### [AIM OF THE TASK]
Go through the lines below and repeat each one exactly, skipping pictures.

### [AVAILABLE RECORDS]
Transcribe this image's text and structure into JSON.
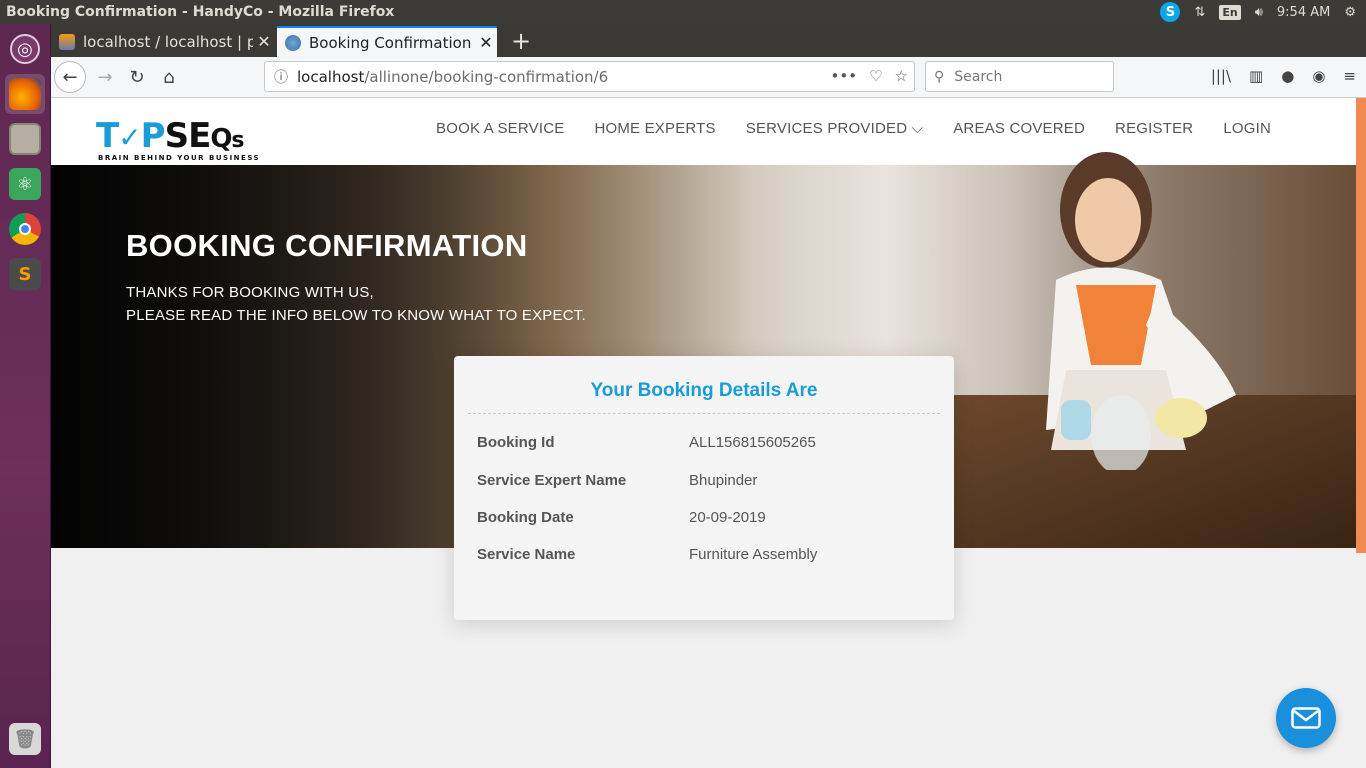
{
  "window": {
    "title": "Booking Confirmation - HandyCo - Mozilla Firefox"
  },
  "tray": {
    "lang": "En",
    "time": "9:54 AM"
  },
  "launcher": {
    "items": [
      "ubuntu-dash",
      "firefox",
      "files",
      "atom",
      "chrome",
      "sublime-text",
      "trash"
    ]
  },
  "tabs": [
    {
      "label": "localhost / localhost | ph",
      "close": "✕"
    },
    {
      "label": "Booking Confirmation - ",
      "close": "✕"
    }
  ],
  "newtab": "+",
  "urlbar": {
    "host": "localhost",
    "path": "/allinone/booking-confirmation/6",
    "info": "ⓘ"
  },
  "search": {
    "placeholder": "Search"
  },
  "site": {
    "logo": {
      "part1": "T",
      "part2": "P",
      "part3": "SE",
      "part4": "s",
      "tagline": "BRAIN BEHIND YOUR BUSINESS"
    },
    "menu": [
      {
        "label": "BOOK A SERVICE"
      },
      {
        "label": "HOME EXPERTS"
      },
      {
        "label": "SERVICES PROVIDED ⌵"
      },
      {
        "label": "AREAS COVERED"
      },
      {
        "label": "REGISTER"
      },
      {
        "label": "LOGIN"
      }
    ],
    "hero": {
      "title": "BOOKING CONFIRMATION",
      "line1": "THANKS FOR BOOKING WITH US,",
      "line2": "PLEASE READ THE INFO BELOW TO KNOW WHAT TO EXPECT."
    },
    "card": {
      "title": "Your Booking Details Are",
      "rows": [
        {
          "label": "Booking Id",
          "value": "ALL156815605265"
        },
        {
          "label": "Service Expert Name",
          "value": "Bhupinder"
        },
        {
          "label": "Booking Date",
          "value": "20-09-2019"
        },
        {
          "label": "Service Name",
          "value": "Furniture Assembly"
        }
      ]
    }
  },
  "colors": {
    "accent": "#1a9cd8",
    "ubuntu_launcher": "#5e2750",
    "scrollbar": "#f08a52"
  }
}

### [ANSWER TO THIS TASK]
Transcribe this image's text and structure into JSON.
{
  "window": {
    "title": "Booking Confirmation - HandyCo - Mozilla Firefox"
  },
  "tray": {
    "lang": "En",
    "time": "9:54 AM"
  },
  "launcher": {
    "items": [
      "ubuntu-dash",
      "firefox",
      "files",
      "atom",
      "chrome",
      "sublime-text",
      "trash"
    ]
  },
  "tabs": [
    {
      "label": "localhost / localhost | ph",
      "close": "✕"
    },
    {
      "label": "Booking Confirmation - ",
      "close": "✕"
    }
  ],
  "newtab": "+",
  "urlbar": {
    "host": "localhost",
    "path": "/allinone/booking-confirmation/6",
    "info": "ⓘ"
  },
  "search": {
    "placeholder": "Search"
  },
  "site": {
    "logo": {
      "part1": "T",
      "part2": "P",
      "part3": "SE",
      "part4": "s",
      "tagline": "BRAIN BEHIND YOUR BUSINESS"
    },
    "menu": [
      {
        "label": "BOOK A SERVICE"
      },
      {
        "label": "HOME EXPERTS"
      },
      {
        "label": "SERVICES PROVIDED ⌵"
      },
      {
        "label": "AREAS COVERED"
      },
      {
        "label": "REGISTER"
      },
      {
        "label": "LOGIN"
      }
    ],
    "hero": {
      "title": "BOOKING CONFIRMATION",
      "line1": "THANKS FOR BOOKING WITH US,",
      "line2": "PLEASE READ THE INFO BELOW TO KNOW WHAT TO EXPECT."
    },
    "card": {
      "title": "Your Booking Details Are",
      "rows": [
        {
          "label": "Booking Id",
          "value": "ALL156815605265"
        },
        {
          "label": "Service Expert Name",
          "value": "Bhupinder"
        },
        {
          "label": "Booking Date",
          "value": "20-09-2019"
        },
        {
          "label": "Service Name",
          "value": "Furniture Assembly"
        }
      ]
    }
  },
  "colors": {
    "accent": "#1a9cd8",
    "ubuntu_launcher": "#5e2750",
    "scrollbar": "#f08a52"
  }
}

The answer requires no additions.